The new strategy seems to be to create a few new accounts every day that only send out a handful of tweets and never gain more than a few hundred followers. Since last November over 450 fictitious women appeared on Twitter, including 68 Jessicas en 28 Jesicas (have a look at the list). They gained over 33,000 followers in a month-and-a-half and Twitter only removed ten of these fake accounts so far.

Slagan Cago Bojkovski's own Twitter account is still active too with a mix of authentic and fake. On Twitter he poses under his own name (@Slagan, screen name: Cago) as a Republican from Chicago with a passion for police dogs.

Slagan Bojkovski's Twitter account

The Macedonians react

We attempted to contact the members of the Kumanovo-network named in this story. We put our findings to them by email, Facebook Messenger and by phone with the aid of an interpreter. Viktor Kolevski only told us something about his job in a few words: even though his LinkedIn profile says he is a police inspector he claims he isn't anymore. Dapcevski, the trucker, was prepared to answer a question but hung up before it could be asked.
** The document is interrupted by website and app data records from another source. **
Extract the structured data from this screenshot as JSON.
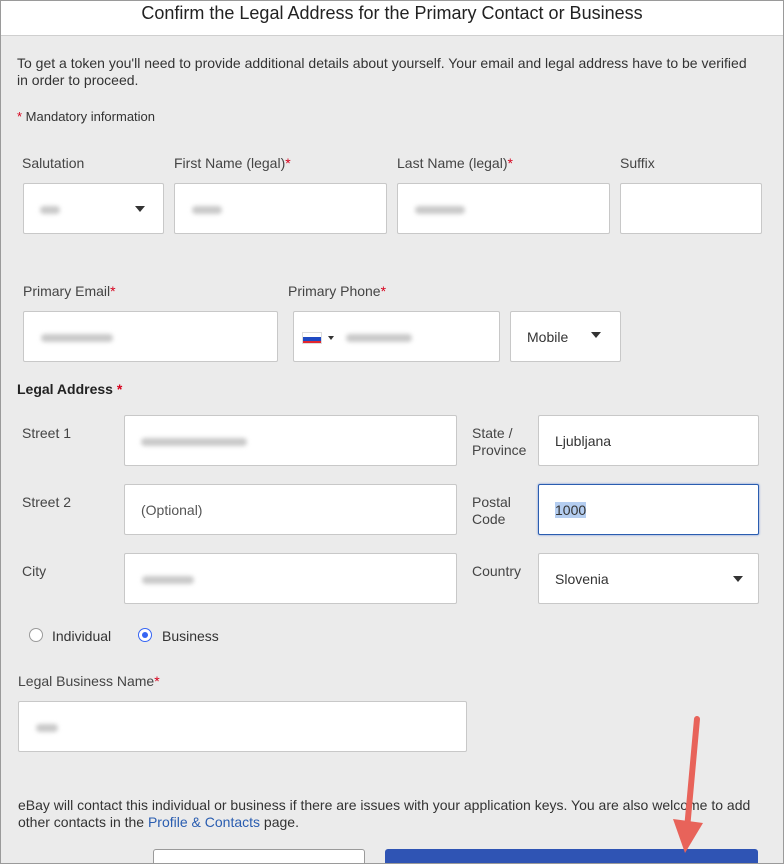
{
  "dialog": {
    "title": "Confirm the Legal Address for the Primary Contact or Business",
    "intro": "To get a token you'll need to provide additional details about yourself. Your email and legal address have to be verified in order to proceed.",
    "mandatory_marker": "*",
    "mandatory_note": " Mandatory information"
  },
  "name_row": {
    "salutation_label": "Salutation",
    "first_name_label": "First Name (legal)",
    "last_name_label": "Last Name (legal)",
    "suffix_label": "Suffix",
    "required_marker": "*"
  },
  "contact_row": {
    "email_label": "Primary Email",
    "phone_label": "Primary Phone",
    "phone_type_value": "Mobile",
    "required_marker": "*"
  },
  "legal_address": {
    "heading": "Legal Address",
    "required_marker": "*",
    "street1_label": "Street 1",
    "street2_label": "Street 2",
    "street2_placeholder": "(Optional)",
    "city_label": "City",
    "state_label_line1": "State /",
    "state_label_line2": "Province",
    "state_value": "Ljubljana",
    "postal_label_line1": "Postal",
    "postal_label_line2": "Code",
    "postal_value": "1000",
    "country_label": "Country",
    "country_value": "Slovenia"
  },
  "entity_type": {
    "individual_label": "Individual",
    "business_label": "Business",
    "selected": "Business"
  },
  "business": {
    "name_label": "Legal Business Name",
    "required_marker": "*"
  },
  "footer": {
    "notice_before_link": "eBay will contact this individual or business if there are issues with your application keys. You are also welcome to add other contacts in the ",
    "link_text": "Profile & Contacts",
    "notice_after_link": " page."
  },
  "colors": {
    "accent": "#3665f3",
    "required": "#d6001c",
    "link": "#2a5db0",
    "annotation_arrow": "#e8635a",
    "primary_button": "#2f54b4"
  }
}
The Risteskis, who ran their own little hate website in 2017 did not reply to any of our questions.

Slagan Bojkovski initially denied having anything to do with fake news websites - he wouldn't even know how to make one. Later he admitted he used to have a site two years ago but that he quit, 'just like everyone in Macedonia anyway'.
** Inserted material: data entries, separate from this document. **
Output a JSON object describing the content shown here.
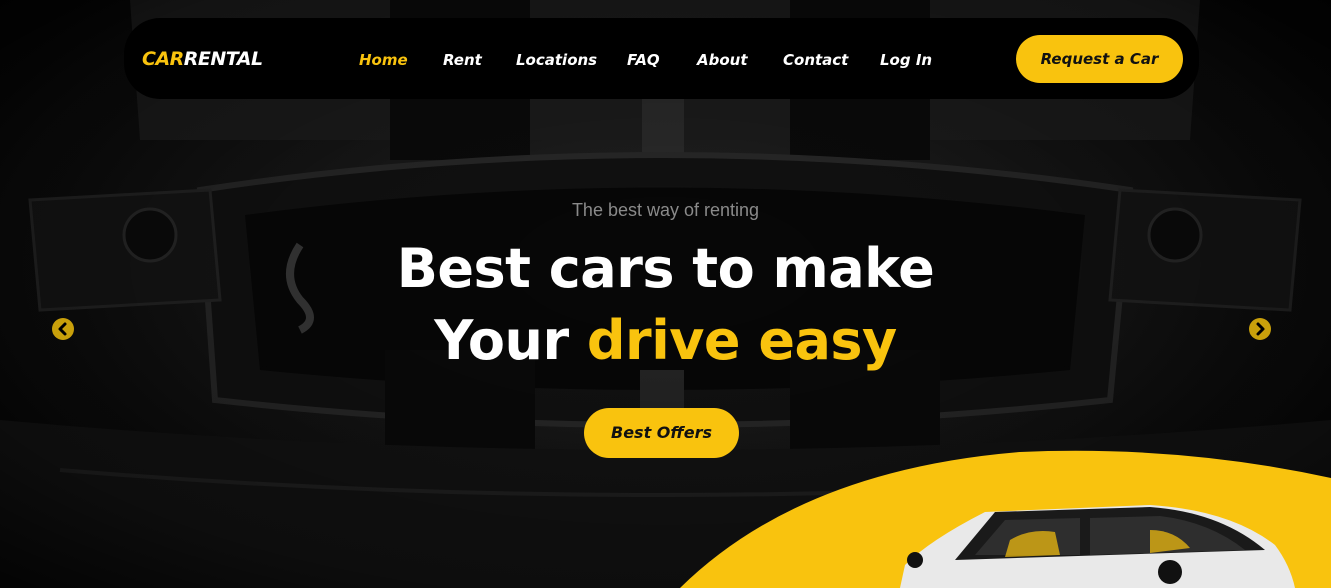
{
  "brand": {
    "logo_part1": "CAR",
    "logo_part2": "RENTAL",
    "accent_color": "#f9c30e"
  },
  "nav": {
    "items": [
      {
        "label": "Home",
        "active": true
      },
      {
        "label": "Rent",
        "active": false
      },
      {
        "label": "Locations",
        "active": false
      },
      {
        "label": "FAQ",
        "active": false
      },
      {
        "label": "About",
        "active": false
      },
      {
        "label": "Contact",
        "active": false
      },
      {
        "label": "Log In",
        "active": false
      }
    ],
    "cta_label": "Request a Car"
  },
  "hero": {
    "subtitle": "The best way of renting",
    "headline_line1": "Best cars to make",
    "headline_line2_prefix": "Your",
    "headline_line2_highlight": "drive easy",
    "button_label": "Best Offers"
  },
  "slider": {
    "prev_icon": "chevron-left-icon",
    "next_icon": "chevron-right-icon"
  }
}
Why would his own picture and that of his wife appear on fake Twitter profiles in that case? According to him someone else must have stolen his pictures. The false Facebook account of U.S. soldier Jony Smith he was Facebook friends with? He didn't know who we were talking about. And he himself didn't work for the army since one year anyway.

Before we called Bojkovski fifty of the seventy-five websites of the network were still active. A few hours after the call about forty of those went down, one after the other. (The remaining ones mostly had been inactive for several months already.) This massive vanishing act made over 3,500 sensational (SHOCKING! BREAKING!), scary (CIVIL WAR! PEDOPHILES!), inciting (RAPE! BURN! KILL!) and hateful (MUSLIMS! REFUGEES! MIGRANTS!) articles disappear from the internet.

Also fallen on the field of (dis)honor: the Facebook account of 'Jony Smith'.

The Kumanovo-connection Files

This investigation has been a coproduction of Nieuwscheckers and Lead Stories. A selection of these stories appeared on both sites - in Dutch and in English.

Nieuwscheckers published:

Following articles appeared on Lead Stories:

Image credit: Google Streetview

  Maarten Schenk

    Maarten Schenk is the co-founder and COO/CTO of Lead Stories and an expert on fake news and hoax websites. He likes to go beyond just debunking trending fake news stories and is endlessly fascinated by the dazzling variety of psychological and technical tricks used by the people and networks who intentionally spread made-up things on the internet.

    Read more about or contact Maarten Schenk

    About Us

    International Fact-Checking Organization Meta Third-Party Fact Checker

    Lead Stories is a fact checking website that is always looking for the latest false, misleading, deceptive or inaccurate stories, videos or images going viral on the internet.
    Spotted something? Let us know!.

    Lead Stories is a:


    Subscribe to our newsletter

    * indicates required

    Please select all the ways you would like to hear from Lead Stories LLC:

    You can unsubscribe at any time by clicking the link in the footer of our emails. For information about our privacy practices, please visit our website.

    We use Mailchimp as our marketing platform. By clicking below to subscribe, you acknowledge that your information will be transferred to Mailchimp for processing. Learn more about Mailchimp's privacy practices here.

    Most Read

    Most Recent

    Share your opinion